--- Dataset content Enclosed Below ---
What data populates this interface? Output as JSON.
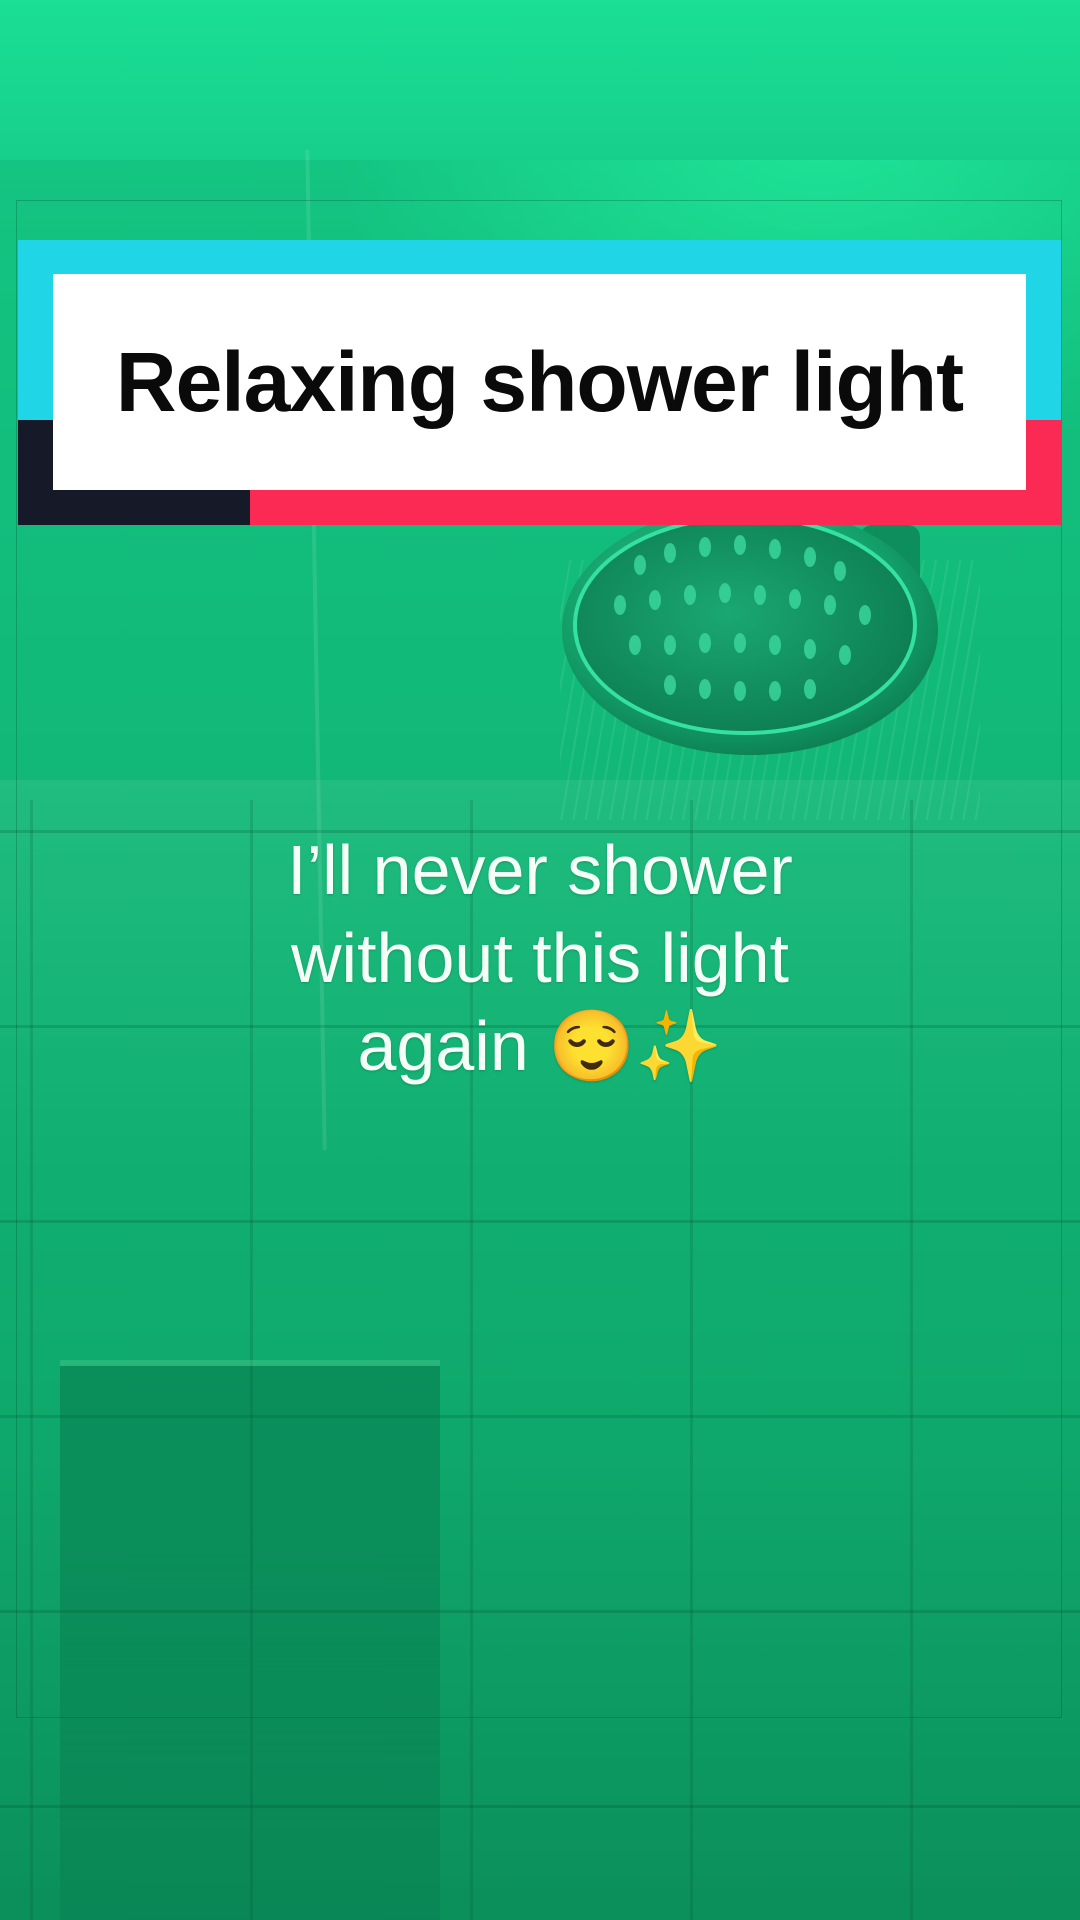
{
  "banner": {
    "title": "Relaxing shower light",
    "colors": {
      "cyan": "#20d5e6",
      "red": "#fb2a55",
      "dark": "#161a28",
      "panel": "#ffffff"
    }
  },
  "caption": {
    "lines": [
      "I’ll never shower",
      "without this light",
      "again 😌✨"
    ],
    "color": "#f4fff8"
  },
  "scene": {
    "description_color": "#12b878",
    "objects": [
      "shower-head",
      "wall-tiles",
      "shower-bench"
    ]
  }
}
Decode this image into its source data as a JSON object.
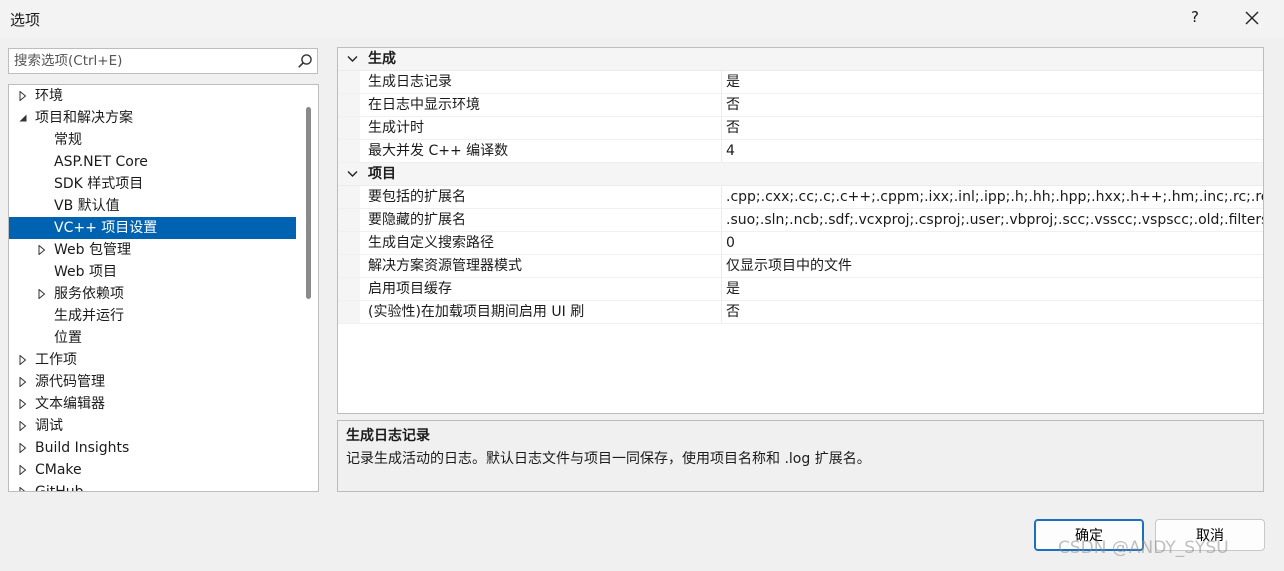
{
  "window": {
    "title": "选项",
    "help_label": "?"
  },
  "search": {
    "placeholder": "搜索选项(Ctrl+E)"
  },
  "tree": {
    "items": [
      {
        "label": "环境"
      },
      {
        "label": "项目和解决方案"
      },
      {
        "label": "常规"
      },
      {
        "label": "ASP.NET Core"
      },
      {
        "label": "SDK 样式项目"
      },
      {
        "label": "VB 默认值"
      },
      {
        "label": "VC++ 项目设置"
      },
      {
        "label": "Web 包管理"
      },
      {
        "label": "Web 项目"
      },
      {
        "label": "服务依赖项"
      },
      {
        "label": "生成并运行"
      },
      {
        "label": "位置"
      },
      {
        "label": "工作项"
      },
      {
        "label": "源代码管理"
      },
      {
        "label": "文本编辑器"
      },
      {
        "label": "调试"
      },
      {
        "label": "Build Insights"
      },
      {
        "label": "CMake"
      },
      {
        "label": "GitHub"
      }
    ]
  },
  "grid": {
    "categories": [
      {
        "title": "生成",
        "rows": [
          {
            "name": "生成日志记录",
            "value": "是"
          },
          {
            "name": "在日志中显示环境",
            "value": "否"
          },
          {
            "name": "生成计时",
            "value": "否"
          },
          {
            "name": "最大并发 C++ 编译数",
            "value": "4"
          }
        ]
      },
      {
        "title": "项目",
        "rows": [
          {
            "name": "要包括的扩展名",
            "value": ".cpp;.cxx;.cc;.c;.c++;.cppm;.ixx;.inl;.ipp;.h;.hh;.hpp;.hxx;.h++;.hm;.inc;.rc;.resx;.idl;.rc2;.def;.odl;.asm;.asmx;.xsd;.bin;.rgs;.html;.htm"
          },
          {
            "name": "要隐藏的扩展名",
            "value": ".suo;.sln;.ncb;.sdf;.vcxproj;.csproj;.user;.vbproj;.scc;.vsscc;.vspscc;.old;.filters"
          },
          {
            "name": "生成自定义搜索路径",
            "value": "0"
          },
          {
            "name": "解决方案资源管理器模式",
            "value": "仅显示项目中的文件"
          },
          {
            "name": "启用项目缓存",
            "value": "是"
          },
          {
            "name": "(实验性)在加载项目期间启用 UI 刷",
            "value": "否"
          }
        ]
      }
    ]
  },
  "description": {
    "title": "生成日志记录",
    "text": "记录生成活动的日志。默认日志文件与项目一同保存，使用项目名称和 .log 扩展名。"
  },
  "buttons": {
    "ok": "确定",
    "cancel": "取消"
  },
  "watermark": "CSDN @ANDY_SYSU"
}
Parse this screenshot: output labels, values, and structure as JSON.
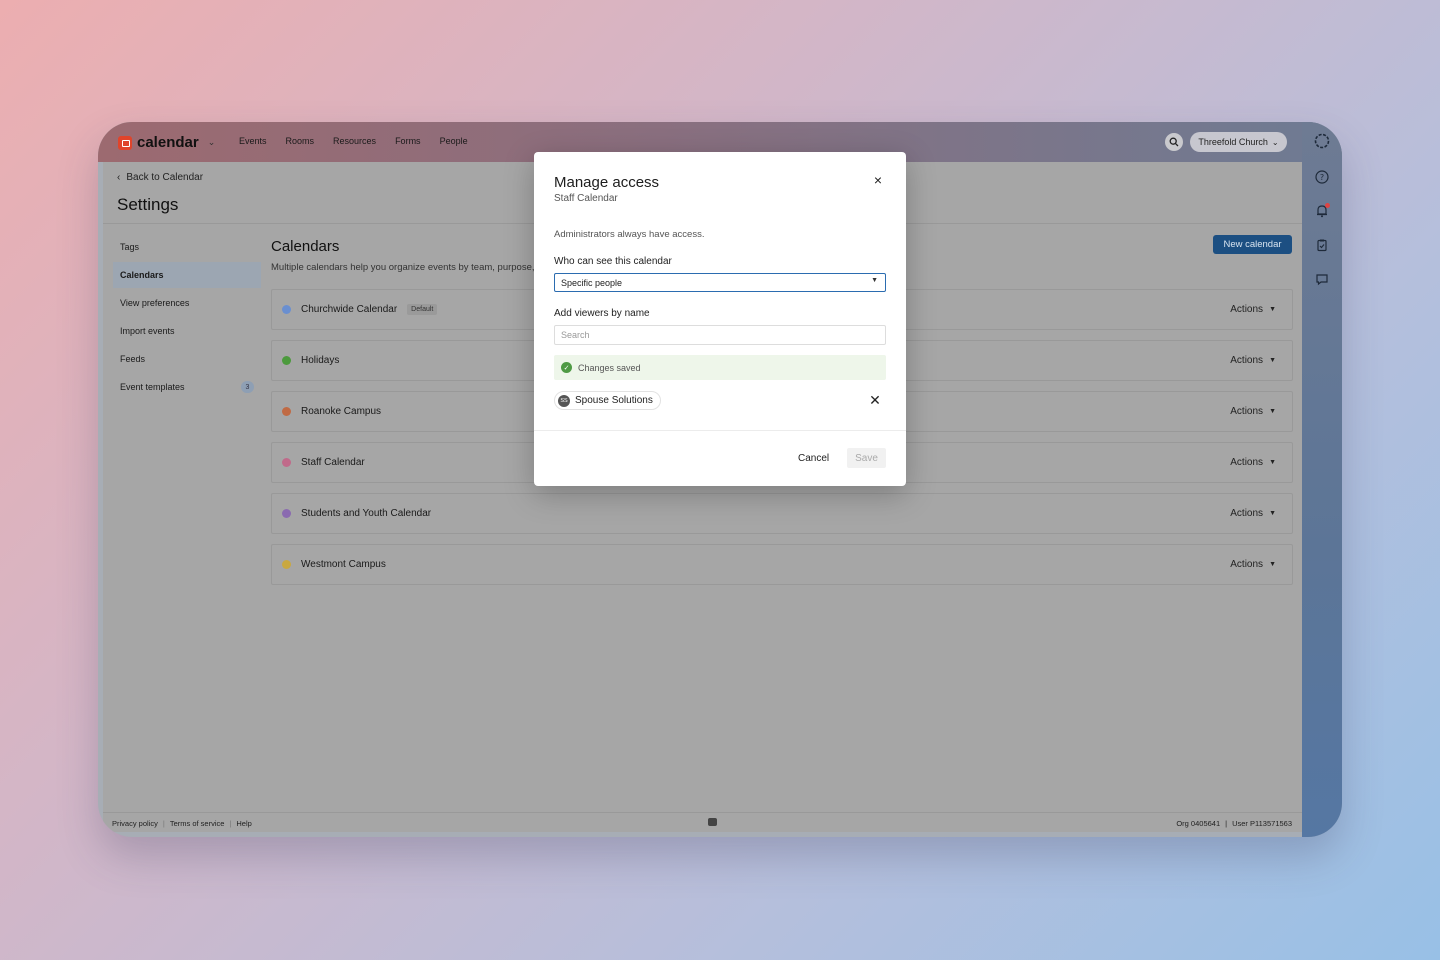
{
  "app": {
    "name": "calendar",
    "nav": [
      "Events",
      "Rooms",
      "Resources",
      "Forms",
      "People"
    ],
    "org_switch_label": "Threefold Church"
  },
  "page": {
    "back_label": "Back to Calendar",
    "title": "Settings"
  },
  "sidebar": {
    "items": [
      {
        "label": "Tags",
        "active": false
      },
      {
        "label": "Calendars",
        "active": true
      },
      {
        "label": "View preferences",
        "active": false
      },
      {
        "label": "Import events",
        "active": false
      },
      {
        "label": "Feeds",
        "active": false
      },
      {
        "label": "Event templates",
        "active": false,
        "badge": "3"
      }
    ]
  },
  "main": {
    "title": "Calendars",
    "subtitle": "Multiple calendars help you organize events by team, purpose, or location.",
    "new_button": "New calendar",
    "calendars": [
      {
        "name": "Churchwide Calendar",
        "color": "#6a8fd0",
        "badge": "Default",
        "actions": "Actions"
      },
      {
        "name": "Holidays",
        "color": "#4c9a3d",
        "actions": "Actions"
      },
      {
        "name": "Roanoke Campus",
        "color": "#c06a44",
        "actions": "Actions"
      },
      {
        "name": "Staff Calendar",
        "color": "#c06a8a",
        "actions": "Actions"
      },
      {
        "name": "Students and Youth Calendar",
        "color": "#8a6ab0",
        "actions": "Actions"
      },
      {
        "name": "Westmont Campus",
        "color": "#c9a840",
        "actions": "Actions"
      }
    ]
  },
  "footer": {
    "links": [
      "Privacy policy",
      "Terms of service",
      "Help"
    ],
    "org": "Org 0405641",
    "user": "User P113571563"
  },
  "modal": {
    "title": "Manage access",
    "subtitle": "Staff Calendar",
    "note": "Administrators always have access.",
    "who_label": "Who can see this calendar",
    "who_value": "Specific people",
    "add_label": "Add viewers by name",
    "search_placeholder": "Search",
    "saved_message": "Changes saved",
    "viewer": {
      "initials": "SS",
      "name": "Spouse Solutions"
    },
    "cancel_label": "Cancel",
    "save_label": "Save"
  }
}
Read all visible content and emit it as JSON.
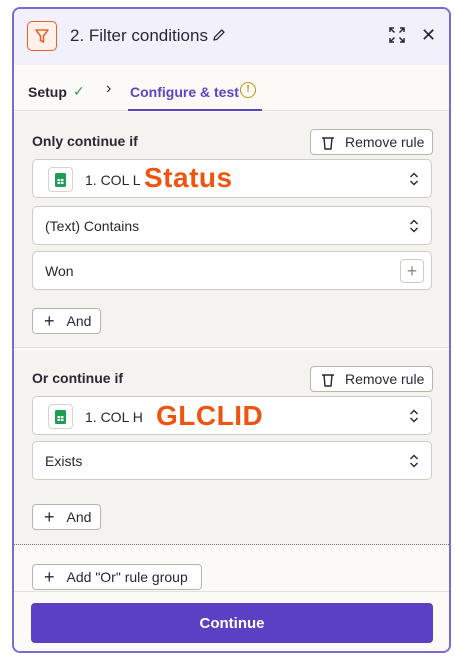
{
  "header": {
    "title": "2. Filter conditions",
    "icons": {
      "step": "filter-icon",
      "edit": "pencil-icon",
      "expand": "expand-icon",
      "close": "close-icon"
    },
    "close_glyph": "✕"
  },
  "tabs": [
    {
      "label": "Setup",
      "status": "check"
    },
    {
      "label": "Configure & test",
      "status": "warning",
      "active": true
    }
  ],
  "warning_glyph": "!",
  "groups": [
    {
      "label": "Only continue if",
      "remove_label": "Remove rule",
      "field": {
        "value": "1. COL L",
        "annotation": "Status"
      },
      "condition": "(Text) Contains",
      "value": "Won",
      "and_label": "And"
    },
    {
      "label": "Or continue if",
      "remove_label": "Remove rule",
      "field": {
        "value": "1. COL H",
        "annotation": "GLCLID"
      },
      "condition": "Exists",
      "and_label": "And"
    }
  ],
  "add_or_label": "Add \"Or\" rule group",
  "continue_label": "Continue",
  "colors": {
    "accent": "#5b3fc4",
    "filter_orange": "#e8622c",
    "annotation": "#ef5411",
    "sheets_green": "#1f9d55"
  }
}
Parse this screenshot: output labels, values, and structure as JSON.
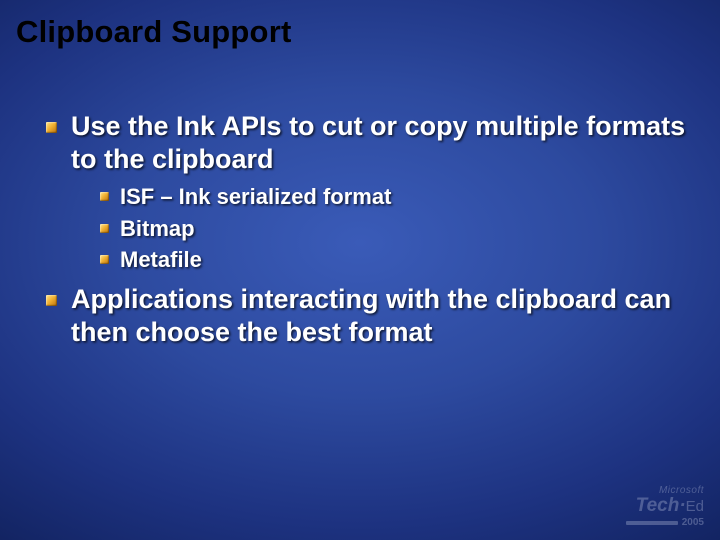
{
  "title": "Clipboard Support",
  "bullets": {
    "b1": "Use the Ink APIs to cut or copy multiple formats to the clipboard",
    "sub": {
      "s1": "ISF – Ink serialized format",
      "s2": "Bitmap",
      "s3": "Metafile"
    },
    "b2": "Applications interacting with the clipboard can then choose the best format"
  },
  "footer": {
    "company": "Microsoft",
    "brand_a": "Tech·",
    "brand_b": "Ed",
    "year": "2005"
  }
}
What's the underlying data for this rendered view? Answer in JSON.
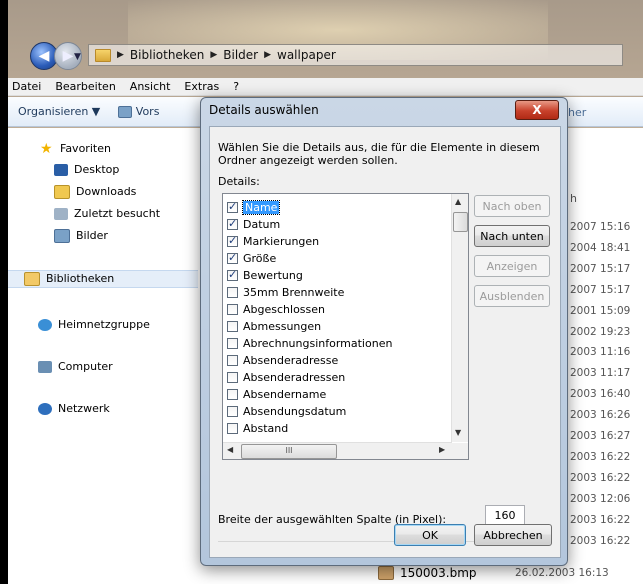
{
  "explorer": {
    "breadcrumb": [
      "Bibliotheken",
      "Bilder",
      "wallpaper"
    ],
    "menu": [
      "Datei",
      "Bearbeiten",
      "Ansicht",
      "Extras",
      "?"
    ],
    "toolbar": {
      "organize": "Organisieren ▼",
      "preview_fragment": "Vors",
      "right_fragment": "her"
    },
    "nav": {
      "favorites": "Favoriten",
      "desktop": "Desktop",
      "downloads": "Downloads",
      "recent": "Zuletzt besucht",
      "pictures": "Bilder",
      "libraries": "Bibliotheken",
      "homegroup": "Heimnetzgruppe",
      "computer": "Computer",
      "network": "Netzwerk"
    },
    "content_fragment": "h",
    "dates": [
      "2007 15:16",
      "2004 18:41",
      "2007 15:17",
      "2007 15:17",
      "2001 15:09",
      "2002 19:23",
      "2003 11:16",
      "2003 11:17",
      "2003 16:40",
      "2003 16:26",
      "2003 16:27",
      "2003 16:22",
      "2003 16:22",
      "2003 12:06",
      "2003 16:22",
      "2003 16:22"
    ],
    "last_file": {
      "name": "150003.bmp",
      "date": "26.02.2003 16:13"
    }
  },
  "dialog": {
    "title": "Details auswählen",
    "close_label": "X",
    "description": "Wählen Sie die Details aus, die für die Elemente in diesem Ordner angezeigt werden sollen.",
    "details_label": "Details:",
    "items": [
      {
        "label": "Name",
        "checked": true,
        "selected": true
      },
      {
        "label": "Datum",
        "checked": true
      },
      {
        "label": "Markierungen",
        "checked": true
      },
      {
        "label": "Größe",
        "checked": true
      },
      {
        "label": "Bewertung",
        "checked": true
      },
      {
        "label": "35mm Brennweite",
        "checked": false
      },
      {
        "label": "Abgeschlossen",
        "checked": false
      },
      {
        "label": "Abmessungen",
        "checked": false
      },
      {
        "label": "Abrechnungsinformationen",
        "checked": false
      },
      {
        "label": "Absenderadresse",
        "checked": false
      },
      {
        "label": "Absenderadressen",
        "checked": false
      },
      {
        "label": "Absendername",
        "checked": false
      },
      {
        "label": "Absendungsdatum",
        "checked": false
      },
      {
        "label": "Abstand",
        "checked": false
      }
    ],
    "hscroll_thumb": "III",
    "buttons": {
      "move_up": "Nach oben",
      "move_down": "Nach unten",
      "show": "Anzeigen",
      "hide": "Ausblenden",
      "ok": "OK",
      "cancel": "Abbrechen"
    },
    "width_label": "Breite der ausgewählten Spalte (in Pixel):",
    "width_value": "160"
  }
}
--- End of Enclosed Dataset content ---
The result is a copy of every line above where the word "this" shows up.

What data populates this interface? Output as JSON.
      "without this light",
Decode this image into its source data as a JSON object.
Parse this screenshot: output labels, values, and structure as JSON.
    "who_label": "Who can see this calendar",
Parse this screenshot: output labels, values, and structure as JSON.
What's the underlying data for this rendered view? Answer in JSON.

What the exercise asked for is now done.